Q: It has been a roller-coaster ride for grain prices this summer. As production ideas become clearer, what is your price outlook for the second half of the summer, and what hedge levels are you recommending for producers? Would you be looking at reownership strategies for producers who are oversold?
VP, Grains & Oilseeds Analyst, Rabo AgriFinance
Lock In Profit Above All Else
We should have expected a roller-coaster growing season. The year began with more U.S. planted corn acres than expected, a Brazilian drought and increased concern of a Corn Belt drought. Money flowed in and markets rallied. As July 4 approached, the market deemed risk premium too high and sold off.
Large corn plantings, good weather for pollination and a nearly 2-billion-bushel carryover do not demand a risk premium. The corn crop is expected to be the second largest on record with more than 14.3 billion bushels. The soybean crop could be the third largest on record with a crop of 3.8 billion bushels or more.
Large crops and stocks will put significant downward pressure on futures prices. Harvest lows for corn futures could approach $3 per bushel. The average farm price for 2016/17 is forecast at $3.45. Soybeans could average $10.50 and fall to $9.50. The 2016/17 average farm price is projected at $10.60.
Know production costs, determine margin requirements and market accordingly. Take advantage of volatility. Locking in a profit is more crucial than worrying about whether the market is going higher.
Contact Stephen: email@example.com
President, U.S. Commodities
Gauge Downside Risk In Light Of Big Crops

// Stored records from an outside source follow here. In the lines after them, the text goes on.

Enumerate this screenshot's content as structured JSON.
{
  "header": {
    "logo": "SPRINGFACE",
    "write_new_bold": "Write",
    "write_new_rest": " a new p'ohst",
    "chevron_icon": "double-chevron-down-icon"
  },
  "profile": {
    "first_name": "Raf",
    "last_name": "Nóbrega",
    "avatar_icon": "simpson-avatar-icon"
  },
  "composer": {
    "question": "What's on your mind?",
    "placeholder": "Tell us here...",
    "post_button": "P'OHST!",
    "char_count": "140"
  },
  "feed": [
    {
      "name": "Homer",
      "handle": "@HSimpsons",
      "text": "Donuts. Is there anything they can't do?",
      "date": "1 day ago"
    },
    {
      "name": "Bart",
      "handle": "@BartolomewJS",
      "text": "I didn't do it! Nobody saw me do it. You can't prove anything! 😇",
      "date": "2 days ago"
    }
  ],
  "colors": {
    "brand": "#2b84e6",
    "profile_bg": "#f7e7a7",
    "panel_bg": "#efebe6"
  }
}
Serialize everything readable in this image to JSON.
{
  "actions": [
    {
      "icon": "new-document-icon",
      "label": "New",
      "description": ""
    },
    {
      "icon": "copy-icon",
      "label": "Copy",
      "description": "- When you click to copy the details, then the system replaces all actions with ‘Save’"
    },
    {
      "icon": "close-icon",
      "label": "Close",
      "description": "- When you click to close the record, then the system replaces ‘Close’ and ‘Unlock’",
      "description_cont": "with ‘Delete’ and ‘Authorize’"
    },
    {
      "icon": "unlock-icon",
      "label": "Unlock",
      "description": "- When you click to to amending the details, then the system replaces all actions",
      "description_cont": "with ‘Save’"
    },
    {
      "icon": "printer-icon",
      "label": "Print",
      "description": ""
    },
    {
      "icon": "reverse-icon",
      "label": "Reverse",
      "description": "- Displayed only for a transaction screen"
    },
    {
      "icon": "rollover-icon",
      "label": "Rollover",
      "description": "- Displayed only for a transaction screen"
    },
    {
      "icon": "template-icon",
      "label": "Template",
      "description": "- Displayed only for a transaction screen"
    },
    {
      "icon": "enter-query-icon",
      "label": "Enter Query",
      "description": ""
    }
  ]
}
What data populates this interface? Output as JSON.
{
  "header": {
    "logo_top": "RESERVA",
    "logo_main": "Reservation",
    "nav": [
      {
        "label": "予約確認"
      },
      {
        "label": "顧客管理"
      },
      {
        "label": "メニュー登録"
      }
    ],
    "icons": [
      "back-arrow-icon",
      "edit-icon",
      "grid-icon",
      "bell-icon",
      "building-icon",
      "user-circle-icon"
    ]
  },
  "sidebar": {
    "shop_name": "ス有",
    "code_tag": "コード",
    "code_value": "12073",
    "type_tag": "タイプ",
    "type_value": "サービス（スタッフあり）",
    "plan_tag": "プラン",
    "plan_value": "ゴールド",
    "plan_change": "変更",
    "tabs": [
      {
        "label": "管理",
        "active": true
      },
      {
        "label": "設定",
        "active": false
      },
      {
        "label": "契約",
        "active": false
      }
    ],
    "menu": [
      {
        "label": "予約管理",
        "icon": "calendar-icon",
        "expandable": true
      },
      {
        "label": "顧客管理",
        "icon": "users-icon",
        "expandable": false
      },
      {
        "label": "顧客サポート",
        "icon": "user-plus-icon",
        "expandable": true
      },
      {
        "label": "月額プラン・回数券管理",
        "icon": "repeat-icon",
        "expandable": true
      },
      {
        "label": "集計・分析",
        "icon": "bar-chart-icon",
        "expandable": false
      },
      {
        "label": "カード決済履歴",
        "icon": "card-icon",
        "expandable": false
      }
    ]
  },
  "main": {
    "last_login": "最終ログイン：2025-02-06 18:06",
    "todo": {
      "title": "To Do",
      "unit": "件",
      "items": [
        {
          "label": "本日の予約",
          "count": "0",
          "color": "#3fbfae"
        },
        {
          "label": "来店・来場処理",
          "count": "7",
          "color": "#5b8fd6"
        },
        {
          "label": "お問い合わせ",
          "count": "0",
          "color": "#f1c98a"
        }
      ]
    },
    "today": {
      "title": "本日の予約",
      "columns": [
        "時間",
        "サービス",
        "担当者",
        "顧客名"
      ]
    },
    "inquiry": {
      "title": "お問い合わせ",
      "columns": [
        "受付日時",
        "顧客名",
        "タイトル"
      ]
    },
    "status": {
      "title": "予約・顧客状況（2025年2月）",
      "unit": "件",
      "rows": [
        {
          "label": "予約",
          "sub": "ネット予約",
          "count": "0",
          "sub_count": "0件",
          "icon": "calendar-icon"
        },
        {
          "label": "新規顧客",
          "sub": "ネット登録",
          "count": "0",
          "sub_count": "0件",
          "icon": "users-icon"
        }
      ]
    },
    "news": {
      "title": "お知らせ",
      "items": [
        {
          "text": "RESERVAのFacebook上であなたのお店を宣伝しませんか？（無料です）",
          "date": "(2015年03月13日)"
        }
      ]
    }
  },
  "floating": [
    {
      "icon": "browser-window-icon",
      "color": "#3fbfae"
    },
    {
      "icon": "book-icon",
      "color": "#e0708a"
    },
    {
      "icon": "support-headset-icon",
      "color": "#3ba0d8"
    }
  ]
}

December corn is caught in a price range of $3.30 per bushel to $3.80 per bushel. Into the end of summer and as fall approaches, December corn has downside targets of $2.90 per bushel to $3.20 per bushel with favorable weather. Competing wheat supplies are large, and corn ending stocks are expected to be higher than levels seen a year ago.
Meanwhile, November soybeans will be caught between $9.60 per bushel and $11.60 per bushel through the summer. Soybeans will see more volatile price movement than corn, as even a 1- or 2-bushel yield variance is huge. Downside targets for fall remain at $8.50 per bushel to $9.50 per bushel, assuming weather is favorable for crop yields.
Catch-up selling opportunities are available for December corn from $3.60 per bushel to $3.75 per bushel. November soybeans have catch-up selling opportunities at between $10.80 per bushel and $11.80 per bushel.
If you have oversold bushels or have lingering concerns about weather conditions in South America heading into the winter, adopt a reownership strategy with March call options. Window bull-call spreads can also be used.
Contact Don: firstname.lastname@example.org.
Disclaimer: There is substantial risk of loss in trading futures or options, and each investor and trader must consider whether this is a suitable investment. There is no guarantee the advice we give will result in profitable trades.